In conflict with the U.S. Immigration and Customs Enforcement’s (ICE) plans to increase enforcement actions under the Immigration Reform and Control Act (IRCA), which includes criminal and civil penalties for employers who knowingly employ unauthorized workers; the new California law seeks to protect foreign workers from unfair immigration-related practices, potentially causing problems for employers who must comply with federal and state laws. (more…)
It has been a rough few weeks for the Department of Labor (“DOL”) in Texas federal court. Yesterday in Sherman, Texas, U.S. District Judge Amos Mazzant granted a nationwide preliminary injunction temporarily blocking the DOL’s new overtime regulations, which were scheduled to take effect on December 1, 2016. As wealerted you last month, those regulations would, among other things, nearly double the salary basis required to qualify for any of the “white collar” exemptions from federal overtime laws. Opponents of the rule have argued that it oversteps the authority granted to the DOL by Congress. (more…)
EEOC Guidance on Employer-Provided Leave and the Americans with Disabilities Act
Concerned about the number of complaints filed against employers for failing to provide reasonable accommodations under the Americans with Disabilities Act (“ADA”), the Equal Employment Opportunity Commission (“EEOC”) recently issued a reminder to employers about their obligations. While clarifying that the additional guidance does not create any new obligations, the EEOC reminded employers about the following:

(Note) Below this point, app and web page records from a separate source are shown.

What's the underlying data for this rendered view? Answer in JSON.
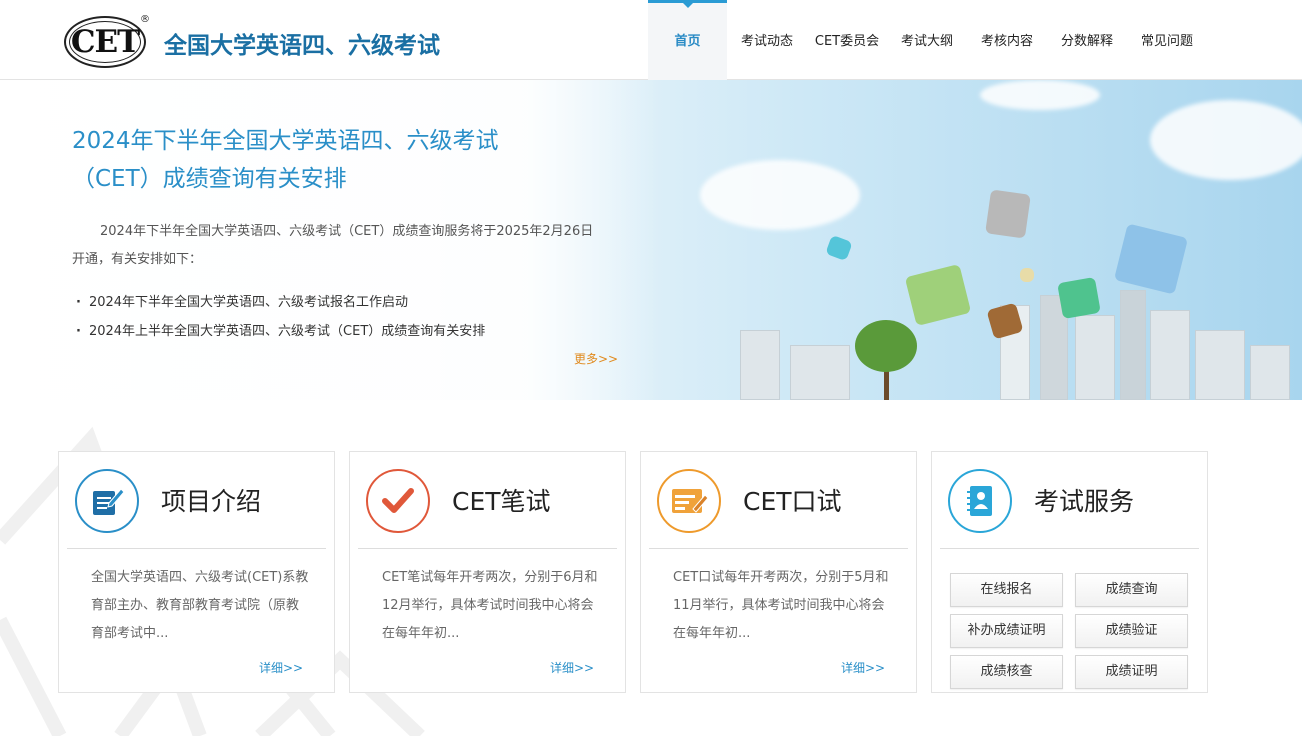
{
  "header": {
    "logo_text": "CET",
    "logo_reg": "®",
    "site_title": "全国大学英语四、六级考试",
    "nav": [
      {
        "label": "首页",
        "active": true
      },
      {
        "label": "考试动态"
      },
      {
        "label": "CET委员会"
      },
      {
        "label": "考试大纲"
      },
      {
        "label": "考核内容"
      },
      {
        "label": "分数解释"
      },
      {
        "label": "常见问题"
      }
    ]
  },
  "banner": {
    "title": "2024年下半年全国大学英语四、六级考试（CET）成绩查询有关安排",
    "paragraph": "2024年下半年全国大学英语四、六级考试（CET）成绩查询服务将于2025年2月26日开通，有关安排如下：",
    "list": [
      "2024年下半年全国大学英语四、六级考试报名工作启动",
      "2024年上半年全国大学英语四、六级考试（CET）成绩查询有关安排"
    ],
    "more": "更多>>"
  },
  "cards": [
    {
      "title": "项目介绍",
      "desc": "全国大学英语四、六级考试(CET)系教育部主办、教育部教育考试院（原教育部考试中...",
      "more": "详细>>",
      "icon": "document-edit-icon",
      "color": "#2a8fc8"
    },
    {
      "title": "CET笔试",
      "desc": "CET笔试每年开考两次，分别于6月和12月举行，具体考试时间我中心将会在每年年初...",
      "more": "详细>>",
      "icon": "checkmark-icon",
      "color": "#e0583a"
    },
    {
      "title": "CET口试",
      "desc": "CET口试每年开考两次，分别于5月和11月举行，具体考试时间我中心将会在每年年初...",
      "more": "详细>>",
      "icon": "screen-edit-icon",
      "color": "#ee9a2c"
    },
    {
      "title": "考试服务",
      "icon": "id-book-icon",
      "color": "#2aa6d8"
    }
  ],
  "services": [
    "在线报名",
    "成绩查询",
    "补办成绩证明",
    "成绩验证",
    "成绩核查",
    "成绩证明"
  ]
}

* It is not sufficient to grant employees the maximum amount of leave under the Family and Medical Leave Act (“FMLA”) and/or state equivalent (such as California’s Family Rights Act (“CFRA”)) to meet obligations under the ADA. Instead, under the ADA, employers must also consider granting additional leave as a form of reasonable accommodation (beyond that required by the FMLA or CFRA), unless doing so will create an undue hardship for the employer. As the EEOC indicated, “the Commission takes the position that compliance with the FMLA does not necessarily meet an employer’s obligation under the ADA, and the fact that any additional leave exceeds what is permitted under the FMLA, by itself, is not sufficient to show an undue hardship.” As you already may know, the “undue hardship” standard is not easy for employers to meet. (more…)
On May 11, 2016, President Obama signed into law the Defend Trade Secrets Act of 2016 (DTSA) which brought with it a new era of accountability and expediency in protecting employers’ intellectual property. Whether proprietary lines of code in a software program, the secret recipe for fried chicken or highly-valued customer lists, “trade secrets” provide a competitive advantage for businesses. While the DTSA provides new avenues for employers to protect their trade secrets, it also imposes additional burdens, creating new whistleblower protections and imposing new notice requirements. (more…)